The bill would create a copyright small claims court that would be headed by officers at the U.S. Copyright Office. The court would be opt-in, meaning that both plaintiffs and defendants would be required to agree to the process, and the damages it could claim would be limited to $15,000 per infringed work and $30,000 total.
Though the legislation has strong bipartisan support, the act has received criticism over concerns of potential abuse. Nonetheless, rightsholder organizations have shown strong support for the CASE Act, saying it is a much needed step in reducing the cost of copyright litigation.
2: Musicologist Backs Up Copyright Infringement Claim Against Katy Perry on Day Two of ‘Dark Horse’ Trial
Next up today, Chris Eggertsen at Billboard reports that the trial over the Katy Perry Song Dark Horse is moving ongoing and not only has Katy Perry herself taken the stand but musicologists for the plaintiff are trying to make the argument that the songs involved are similar.
The case deals with Perry’s 2013 song Dark Horse and whether it is an infringement of the 2008 Christian rap song Joyful Noise. To that end, there has been a great deal of testimony including a musicologist that attempted to point out similarities between the works, other testimony to point to the millions of streams Joyful Noise had received before 2013 and around claims that one of the people who worked on Dark Horse, Chike Ojukwu, was also a producer credited on the album Joyful Noise was released on.
The defense, predictably, has been trying to poke holes on that by both distancing Ojukwu from Joyful Noise and minimizing the breadth the song had been heard. They are also working to counter the similarity arguments by noting differences in the works and that similar overlaps can be found between the two songs and much older works.
Finally today, Ashley Cullins at The Hollywood Reporter Esquire reports that supermodel Gigi Hadid has gotten a lawsuit against her dismissed and has the Supreme Court to thank for it.
Hadid was sued by the photo agency Xclusive-Lee in January after she posted a photo of herself on to her Instagram.
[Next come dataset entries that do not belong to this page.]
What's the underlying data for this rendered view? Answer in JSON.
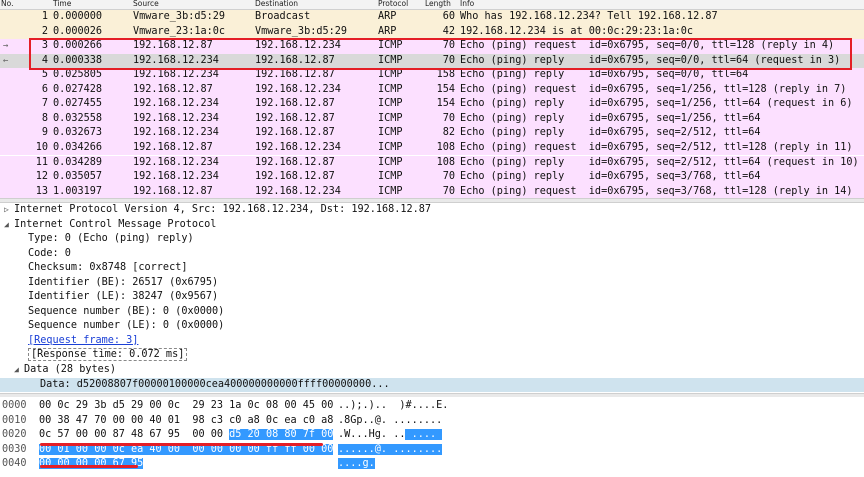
{
  "columns": [
    "No.",
    "Time",
    "Source",
    "Destination",
    "Protocol",
    "Length",
    "Info"
  ],
  "packets": [
    {
      "no": "1",
      "time": "0.000000",
      "src": "Vmware_3b:d5:29",
      "dst": "Broadcast",
      "proto": "ARP",
      "len": "60",
      "info": "Who has 192.168.12.234? Tell 192.168.12.87",
      "bg": "#faf0d7",
      "mark": ""
    },
    {
      "no": "2",
      "time": "0.000026",
      "src": "Vmware_23:1a:0c",
      "dst": "Vmware_3b:d5:29",
      "proto": "ARP",
      "len": "42",
      "info": "192.168.12.234 is at 00:0c:29:23:1a:0c",
      "bg": "#faf0d7",
      "mark": ""
    },
    {
      "no": "3",
      "time": "0.000266",
      "src": "192.168.12.87",
      "dst": "192.168.12.234",
      "proto": "ICMP",
      "len": "70",
      "info": "Echo (ping) request  id=0x6795, seq=0/0, ttl=128 (reply in 4)",
      "bg": "#fce0ff",
      "mark": "→"
    },
    {
      "no": "4",
      "time": "0.000338",
      "src": "192.168.12.234",
      "dst": "192.168.12.87",
      "proto": "ICMP",
      "len": "70",
      "info": "Echo (ping) reply    id=0x6795, seq=0/0, ttl=64 (request in 3)",
      "bg": "#d9d9d9",
      "mark": "←"
    },
    {
      "no": "5",
      "time": "0.025805",
      "src": "192.168.12.234",
      "dst": "192.168.12.87",
      "proto": "ICMP",
      "len": "158",
      "info": "Echo (ping) reply    id=0x6795, seq=0/0, ttl=64",
      "bg": "#fce0ff",
      "mark": ""
    },
    {
      "no": "6",
      "time": "0.027428",
      "src": "192.168.12.87",
      "dst": "192.168.12.234",
      "proto": "ICMP",
      "len": "154",
      "info": "Echo (ping) request  id=0x6795, seq=1/256, ttl=128 (reply in 7)",
      "bg": "#fce0ff",
      "mark": ""
    },
    {
      "no": "7",
      "time": "0.027455",
      "src": "192.168.12.234",
      "dst": "192.168.12.87",
      "proto": "ICMP",
      "len": "154",
      "info": "Echo (ping) reply    id=0x6795, seq=1/256, ttl=64 (request in 6)",
      "bg": "#fce0ff",
      "mark": ""
    },
    {
      "no": "8",
      "time": "0.032558",
      "src": "192.168.12.234",
      "dst": "192.168.12.87",
      "proto": "ICMP",
      "len": "70",
      "info": "Echo (ping) reply    id=0x6795, seq=1/256, ttl=64",
      "bg": "#fce0ff",
      "mark": ""
    },
    {
      "no": "9",
      "time": "0.032673",
      "src": "192.168.12.234",
      "dst": "192.168.12.87",
      "proto": "ICMP",
      "len": "82",
      "info": "Echo (ping) reply    id=0x6795, seq=2/512, ttl=64",
      "bg": "#fce0ff",
      "mark": ""
    },
    {
      "no": "10",
      "time": "0.034266",
      "src": "192.168.12.87",
      "dst": "192.168.12.234",
      "proto": "ICMP",
      "len": "108",
      "info": "Echo (ping) request  id=0x6795, seq=2/512, ttl=128 (reply in 11)",
      "bg": "#fce0ff",
      "mark": ""
    },
    {
      "no": "11",
      "time": "0.034289",
      "src": "192.168.12.234",
      "dst": "192.168.12.87",
      "proto": "ICMP",
      "len": "108",
      "info": "Echo (ping) reply    id=0x6795, seq=2/512, ttl=64 (request in 10)",
      "bg": "#fce0ff",
      "mark": ""
    },
    {
      "no": "12",
      "time": "0.035057",
      "src": "192.168.12.234",
      "dst": "192.168.12.87",
      "proto": "ICMP",
      "len": "70",
      "info": "Echo (ping) reply    id=0x6795, seq=3/768, ttl=64",
      "bg": "#fce0ff",
      "mark": ""
    },
    {
      "no": "13",
      "time": "1.003197",
      "src": "192.168.12.87",
      "dst": "192.168.12.234",
      "proto": "ICMP",
      "len": "70",
      "info": "Echo (ping) request  id=0x6795, seq=3/768, ttl=128 (reply in 14)",
      "bg": "#fce0ff",
      "mark": ""
    }
  ],
  "details": {
    "ip_line": "Internet Protocol Version 4, Src: 192.168.12.234, Dst: 192.168.12.87",
    "icmp_line": "Internet Control Message Protocol",
    "fields": [
      "Type: 0 (Echo (ping) reply)",
      "Code: 0",
      "Checksum: 0x8748 [correct]",
      "Identifier (BE): 26517 (0x6795)",
      "Identifier (LE): 38247 (0x9567)",
      "Sequence number (BE): 0 (0x0000)",
      "Sequence number (LE): 0 (0x0000)"
    ],
    "request_frame": "[Request frame: 3]",
    "response_time": "[Response time: 0.072 ms]",
    "data_line": "Data (28 bytes)",
    "data_value": "Data: d52008807f00000100000cea400000000000ffff00000000..."
  },
  "hex": [
    {
      "off": "0000",
      "pre": "00 0c 29 3b d5 29 00 0c  29 23 1a 0c 08 00 45 00",
      "sel": "",
      "ascii_pre": "..);.)..  )#....E.",
      "ascii_sel": ""
    },
    {
      "off": "0010",
      "pre": "00 38 47 70 00 00 40 01  98 c3 c0 a8 0c ea c0 a8",
      "sel": "",
      "ascii_pre": ".8Gp..@. ........",
      "ascii_sel": ""
    },
    {
      "off": "0020",
      "pre": "0c 57 00 00 87 48 67 95  00 00 ",
      "sel": "d5 20 08 80 7f 00",
      "ascii_pre": ".W...Hg. ..",
      "ascii_sel": " .... "
    },
    {
      "off": "0030",
      "pre": "",
      "sel": "00 01 00 00 0c ea 40 00  00 00 00 00 ff ff 00 00",
      "ascii_pre": "",
      "ascii_sel": "......@. ........"
    },
    {
      "off": "0040",
      "pre": "",
      "sel": "00 00 00 00 67 95",
      "ascii_pre": "",
      "ascii_sel": "....g."
    }
  ],
  "colors": {
    "icmp": "#fce0ff",
    "arp": "#faf0d7",
    "selected": "#d9d9d9",
    "highlight": "#e41e26",
    "hex_selection": "#3399ff"
  }
}
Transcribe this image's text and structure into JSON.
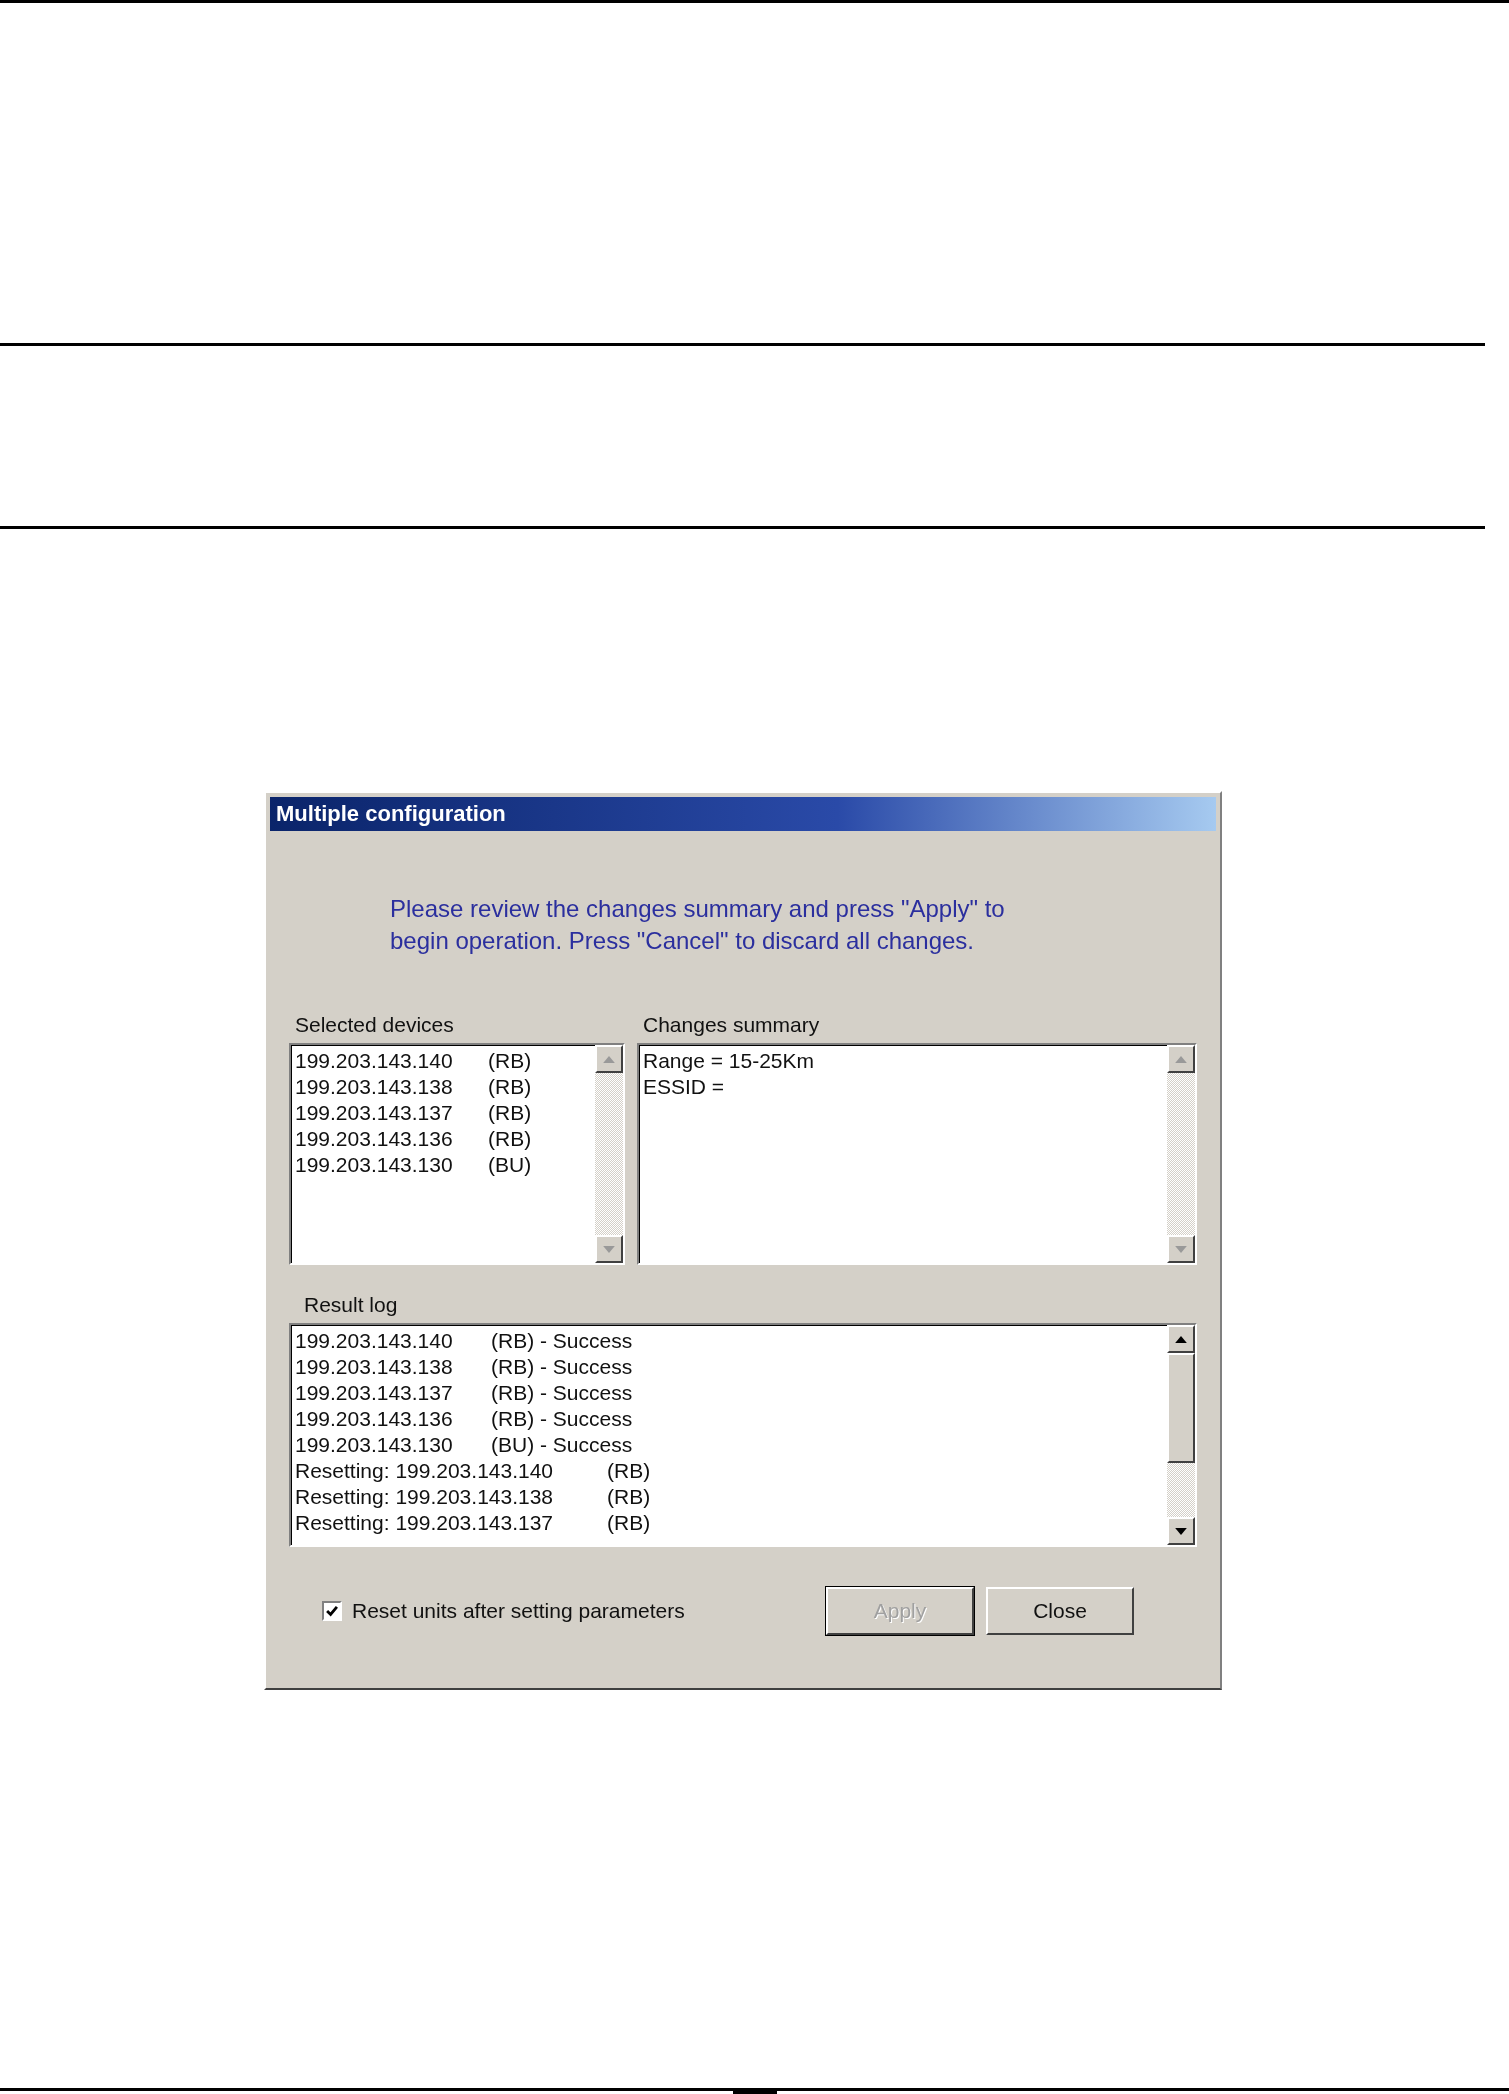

The photo was taken by a professional photographer and, according to the plaintiffs, Hadid had no authorization to post it. However, the case has now been tossed since Xclusive-Lee did not have a completed registration from the U.S. Copyright Office at the time it filed the lawsuit.
Recently, the Supreme Court ruled that plaintiffs needed to have a completed registration from the U.S. Copyright Office before they file a lawsuit. Before then, many courts allowed cases to move forward with just the registration having been applied for. It is unclear if Xclusive-Lee plans to refile the case with the completed registration.